- [Your goal]
Keep only the lines of the data below that contain "name", and copy them.

[Data records for software interfaces]
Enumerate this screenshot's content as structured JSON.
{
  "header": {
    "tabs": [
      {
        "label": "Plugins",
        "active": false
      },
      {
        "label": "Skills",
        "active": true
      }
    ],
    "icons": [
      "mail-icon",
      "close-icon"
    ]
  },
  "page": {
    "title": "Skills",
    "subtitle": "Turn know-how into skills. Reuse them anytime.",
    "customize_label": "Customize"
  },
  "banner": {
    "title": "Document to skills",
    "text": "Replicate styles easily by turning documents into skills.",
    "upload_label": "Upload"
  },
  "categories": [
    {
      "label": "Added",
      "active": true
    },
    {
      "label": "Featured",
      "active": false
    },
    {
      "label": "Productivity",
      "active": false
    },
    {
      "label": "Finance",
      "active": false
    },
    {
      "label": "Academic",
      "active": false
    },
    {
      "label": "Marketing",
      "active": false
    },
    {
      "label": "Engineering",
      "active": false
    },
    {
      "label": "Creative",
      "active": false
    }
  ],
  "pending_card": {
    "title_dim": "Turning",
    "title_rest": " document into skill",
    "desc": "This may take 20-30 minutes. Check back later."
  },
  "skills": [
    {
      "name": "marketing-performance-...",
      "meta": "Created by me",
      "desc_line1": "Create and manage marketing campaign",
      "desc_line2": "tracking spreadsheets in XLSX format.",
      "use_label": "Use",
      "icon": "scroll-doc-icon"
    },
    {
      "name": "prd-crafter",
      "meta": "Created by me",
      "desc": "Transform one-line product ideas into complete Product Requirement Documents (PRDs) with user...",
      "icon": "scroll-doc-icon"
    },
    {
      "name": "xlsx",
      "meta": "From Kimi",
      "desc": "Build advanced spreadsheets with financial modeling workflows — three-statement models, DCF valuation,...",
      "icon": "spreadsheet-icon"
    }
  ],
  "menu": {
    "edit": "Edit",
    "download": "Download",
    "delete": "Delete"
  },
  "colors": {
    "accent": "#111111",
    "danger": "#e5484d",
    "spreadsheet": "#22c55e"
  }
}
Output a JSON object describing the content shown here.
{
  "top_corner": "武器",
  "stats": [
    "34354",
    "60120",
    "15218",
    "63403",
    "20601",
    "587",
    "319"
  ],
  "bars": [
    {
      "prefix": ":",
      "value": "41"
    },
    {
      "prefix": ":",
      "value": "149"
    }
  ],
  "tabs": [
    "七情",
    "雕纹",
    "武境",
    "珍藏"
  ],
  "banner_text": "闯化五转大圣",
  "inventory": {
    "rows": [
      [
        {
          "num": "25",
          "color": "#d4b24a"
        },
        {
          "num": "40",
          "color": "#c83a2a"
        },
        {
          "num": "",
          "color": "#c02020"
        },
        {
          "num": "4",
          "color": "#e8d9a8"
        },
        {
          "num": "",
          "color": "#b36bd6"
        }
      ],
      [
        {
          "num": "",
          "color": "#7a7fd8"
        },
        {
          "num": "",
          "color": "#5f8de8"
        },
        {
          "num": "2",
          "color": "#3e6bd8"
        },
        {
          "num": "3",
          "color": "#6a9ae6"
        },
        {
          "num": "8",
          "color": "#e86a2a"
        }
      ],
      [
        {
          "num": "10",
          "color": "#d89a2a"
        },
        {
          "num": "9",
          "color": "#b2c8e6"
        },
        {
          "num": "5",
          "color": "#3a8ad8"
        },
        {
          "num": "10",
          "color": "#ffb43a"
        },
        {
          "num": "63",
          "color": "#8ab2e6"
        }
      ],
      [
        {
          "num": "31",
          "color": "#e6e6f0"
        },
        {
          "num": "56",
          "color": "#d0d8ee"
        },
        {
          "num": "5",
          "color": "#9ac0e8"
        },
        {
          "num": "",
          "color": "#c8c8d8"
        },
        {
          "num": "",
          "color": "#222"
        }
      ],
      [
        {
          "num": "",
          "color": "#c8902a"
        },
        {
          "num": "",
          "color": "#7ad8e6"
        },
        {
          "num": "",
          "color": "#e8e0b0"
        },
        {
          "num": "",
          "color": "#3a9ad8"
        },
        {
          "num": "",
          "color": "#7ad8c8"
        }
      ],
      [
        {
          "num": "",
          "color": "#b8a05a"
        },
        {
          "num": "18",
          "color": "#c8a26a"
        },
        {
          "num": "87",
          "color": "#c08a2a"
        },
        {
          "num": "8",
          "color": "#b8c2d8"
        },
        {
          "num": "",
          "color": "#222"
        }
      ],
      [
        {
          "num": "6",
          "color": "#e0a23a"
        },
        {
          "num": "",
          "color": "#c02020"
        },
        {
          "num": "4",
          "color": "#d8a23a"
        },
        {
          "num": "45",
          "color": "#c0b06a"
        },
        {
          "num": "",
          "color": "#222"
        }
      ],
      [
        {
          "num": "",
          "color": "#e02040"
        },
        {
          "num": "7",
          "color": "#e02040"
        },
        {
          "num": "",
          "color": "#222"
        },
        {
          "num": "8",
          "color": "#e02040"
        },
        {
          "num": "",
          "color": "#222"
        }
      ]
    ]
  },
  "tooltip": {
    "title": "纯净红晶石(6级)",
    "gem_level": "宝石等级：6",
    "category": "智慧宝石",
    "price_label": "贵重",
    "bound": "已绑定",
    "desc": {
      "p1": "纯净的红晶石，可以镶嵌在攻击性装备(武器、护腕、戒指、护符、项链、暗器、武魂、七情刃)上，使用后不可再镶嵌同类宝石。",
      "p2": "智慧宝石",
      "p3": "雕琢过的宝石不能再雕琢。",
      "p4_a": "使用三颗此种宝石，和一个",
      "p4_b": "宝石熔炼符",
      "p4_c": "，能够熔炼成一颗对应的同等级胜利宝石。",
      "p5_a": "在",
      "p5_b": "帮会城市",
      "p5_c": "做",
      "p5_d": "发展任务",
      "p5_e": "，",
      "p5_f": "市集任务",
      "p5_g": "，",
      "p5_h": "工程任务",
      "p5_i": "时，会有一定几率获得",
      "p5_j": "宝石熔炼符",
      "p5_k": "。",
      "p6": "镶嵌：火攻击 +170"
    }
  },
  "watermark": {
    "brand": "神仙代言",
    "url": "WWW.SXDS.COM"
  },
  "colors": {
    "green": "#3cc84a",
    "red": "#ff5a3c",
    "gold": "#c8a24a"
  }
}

- [Response to the exercise]
      "name": "marketing-performance-...",
      "name": "prd-crafter",
      "name": "xlsx",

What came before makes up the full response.